Middle school and high school students have a flair for the dramatic. All teachers know this. How often do we hear them “re-enacting” scenes from their favorite movie television show, or even commercial. They are constant performers, preening for their friends and stabbing their “enemy of the week” with freezing glances.
Students are often seeking an outlet to channel all their emotions. Why do teachers rarely capitalize on this and use it to our advantage? Yes, we may have them push desks in a circle and read Romeo and Juliet aloud, correcting every third word as students massacre Shakespeare’s language. Older students may read some Isben in British Literature or some other playwright, but unless students are enrolled in a Drama class or program, they do not have any real outlet for their pent up performance energy.
However, teachers, especially in Literacy and Social Studies have the perfect opportunity to use their students desire to perform to their advantage. How? Give them the actual words of trials, transcripts or speeches and make them become the historical figures who spoke the famous words. Can you picture a room full of young Lincolns; all interpreting the Gettysburg Address in their own way? Or, a tiny Patrick Henry thundering away about Liberty? Give the students the words to “own”, to make theirs, and suddenly, history and the primary sources themselves become real to the students. They understand what is being said and they come away from the lesson with a real sense of comprehension and analysis.
The Salem Witch Trials
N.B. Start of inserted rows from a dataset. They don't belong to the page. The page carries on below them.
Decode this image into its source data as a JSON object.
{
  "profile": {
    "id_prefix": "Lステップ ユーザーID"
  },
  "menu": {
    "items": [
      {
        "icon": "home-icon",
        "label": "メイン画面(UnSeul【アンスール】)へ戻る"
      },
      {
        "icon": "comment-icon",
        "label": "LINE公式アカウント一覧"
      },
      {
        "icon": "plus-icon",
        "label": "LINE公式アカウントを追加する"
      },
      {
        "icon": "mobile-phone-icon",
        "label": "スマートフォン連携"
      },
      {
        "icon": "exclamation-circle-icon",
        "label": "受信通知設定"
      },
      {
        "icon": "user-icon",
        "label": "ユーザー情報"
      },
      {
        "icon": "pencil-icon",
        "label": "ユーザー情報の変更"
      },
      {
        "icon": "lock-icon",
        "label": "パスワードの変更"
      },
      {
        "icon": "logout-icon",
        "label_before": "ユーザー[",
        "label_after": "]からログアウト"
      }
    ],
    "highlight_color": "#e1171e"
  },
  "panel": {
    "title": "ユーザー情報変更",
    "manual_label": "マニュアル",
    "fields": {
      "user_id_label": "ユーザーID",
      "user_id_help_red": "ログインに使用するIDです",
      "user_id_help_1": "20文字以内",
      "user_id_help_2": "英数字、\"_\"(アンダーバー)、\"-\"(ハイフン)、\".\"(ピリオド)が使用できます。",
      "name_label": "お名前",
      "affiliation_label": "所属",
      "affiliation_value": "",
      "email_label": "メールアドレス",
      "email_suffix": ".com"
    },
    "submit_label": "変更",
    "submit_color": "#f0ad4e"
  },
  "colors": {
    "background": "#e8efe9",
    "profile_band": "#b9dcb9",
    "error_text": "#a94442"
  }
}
Salem, 1692- The Salem Witch Trials. Instead of a “talk and chalk” lesson, why not re-enact using a Primary Source? Pair students up and give them the trial transcript. Give them a week to work with their partners and memorize the dialogue. Then, devote a class to the Trial of Sarah Good. Have each pairing ACT out the trial- and presto! Your students just listened to, and saw, a primary source document performed before their eyes. Then, let them answer the questions. They’ve just had hands on experience with a primary source and you’ll be surprised at how well they can now analyze and interpret what is being said, the tone, the mood, and the effect of this event on the people living in fear at the time. The handout and questions for this lesson can be found below to download.
So, are you teaching a famous speech? An important trial? What could be better than to let your students re-enact the event, using the primary source? Use them as a teaching tool; have the students INTERACT with the text. It will aid their understanding and make your classroom come alive!